Constraints on economic growth in Peru and the other Andean countries include unnecessary bureaucracy, inadequate infrastructure, rigid workforce regulations, insufficient dispute resolution mechanisms, insufficient competition, and a plethora of bilateral trade agreements at odds with regional agreements.
CRECER encouraged policy reforms, supported decentralization, and fostered an environment conducive to trade and domestic foreign investment in Peru for example, reducing bureaucracy and improving infrastructure at the port of Callao and simplifying business registration at the municipal level. It raised awareness of the opportunities created by U.S. trade preferences, the Free Trade Area of the Americas, and the free trade agreement (FTA) with the United States.
Working closely with Peru’s Ministry of Trade and Tourism, CRECER provided services to help the ministry ensure fruitful FTA negotiations.
- Organized workshops on negotiation topics and techniques;
- Sponsored trips to El Salvador, Chile, and Mexico for officials to observe the effects of FTAs;
- Installed computable general equilibrium models to assess the effects of policy and negotiation options;
- Conducted studies of sensitive agricultural crops, such as cotton and sugar;
- Devised communication strategies; and
- Surveyed Peruvian attitudes toward the FTA.
These services strengthened the ministry’s capabilities, helping it form one of the region’s best negotiating teams and earn a reputation as one of Peru’s most effective ministries.
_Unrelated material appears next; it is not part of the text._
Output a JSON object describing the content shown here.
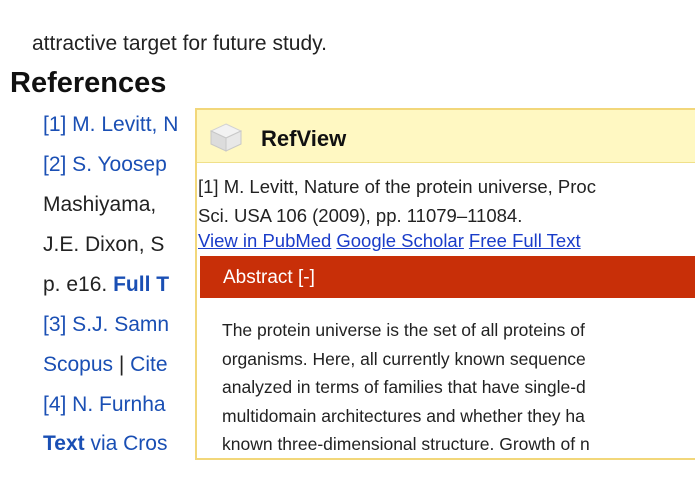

Outreach programs were run mostly through small grants to Peruvian groups. CRECER received wide recognition for these efforts.
Other activities supported the government in preparing the FTA and recommended policy reforms that have been implemented to improve the business climate.
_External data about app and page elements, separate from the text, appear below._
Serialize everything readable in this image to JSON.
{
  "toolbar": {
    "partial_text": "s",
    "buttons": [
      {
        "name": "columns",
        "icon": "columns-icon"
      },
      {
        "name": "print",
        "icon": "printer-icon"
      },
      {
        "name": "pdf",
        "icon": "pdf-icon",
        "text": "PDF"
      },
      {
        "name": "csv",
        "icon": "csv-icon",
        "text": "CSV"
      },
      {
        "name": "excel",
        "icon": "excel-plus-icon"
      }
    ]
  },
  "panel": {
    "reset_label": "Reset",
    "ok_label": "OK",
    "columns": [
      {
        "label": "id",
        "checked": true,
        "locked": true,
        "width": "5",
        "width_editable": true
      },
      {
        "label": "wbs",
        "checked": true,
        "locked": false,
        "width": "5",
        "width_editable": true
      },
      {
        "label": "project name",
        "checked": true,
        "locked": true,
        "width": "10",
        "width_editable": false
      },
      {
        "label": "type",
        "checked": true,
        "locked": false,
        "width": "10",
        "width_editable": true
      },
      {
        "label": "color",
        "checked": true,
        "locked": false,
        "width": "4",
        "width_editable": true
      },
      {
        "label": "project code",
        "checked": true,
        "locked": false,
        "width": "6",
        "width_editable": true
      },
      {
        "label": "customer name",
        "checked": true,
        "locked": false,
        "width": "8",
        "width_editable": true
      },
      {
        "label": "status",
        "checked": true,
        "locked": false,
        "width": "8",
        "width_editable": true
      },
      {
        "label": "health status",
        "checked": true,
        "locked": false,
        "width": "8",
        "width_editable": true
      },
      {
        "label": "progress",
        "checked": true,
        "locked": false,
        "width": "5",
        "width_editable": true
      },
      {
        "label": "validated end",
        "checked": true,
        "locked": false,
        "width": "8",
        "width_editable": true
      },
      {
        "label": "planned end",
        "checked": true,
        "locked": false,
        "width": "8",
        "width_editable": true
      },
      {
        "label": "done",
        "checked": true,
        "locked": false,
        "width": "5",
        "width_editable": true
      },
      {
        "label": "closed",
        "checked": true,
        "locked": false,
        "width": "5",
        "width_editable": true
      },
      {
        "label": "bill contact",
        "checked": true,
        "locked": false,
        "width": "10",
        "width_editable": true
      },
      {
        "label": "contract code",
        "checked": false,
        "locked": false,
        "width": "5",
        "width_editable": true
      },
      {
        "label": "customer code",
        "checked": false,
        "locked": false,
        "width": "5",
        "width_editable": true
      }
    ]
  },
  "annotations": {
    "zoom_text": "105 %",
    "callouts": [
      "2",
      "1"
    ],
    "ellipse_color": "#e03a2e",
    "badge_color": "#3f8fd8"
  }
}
In October 2005, the project shifted focus from Peru to the entire Andean region (Ecuador, Colombia, and Bolivia). We identified the needs for trade capacity building common throughout the region and designed and provided technical assistance to meet those needs.
Regional activities improved notification of technical barriers to trade, strengthened labor inspection systems, and heightened awareness of intellectual property rights obligations among small and medium-sized enterprises.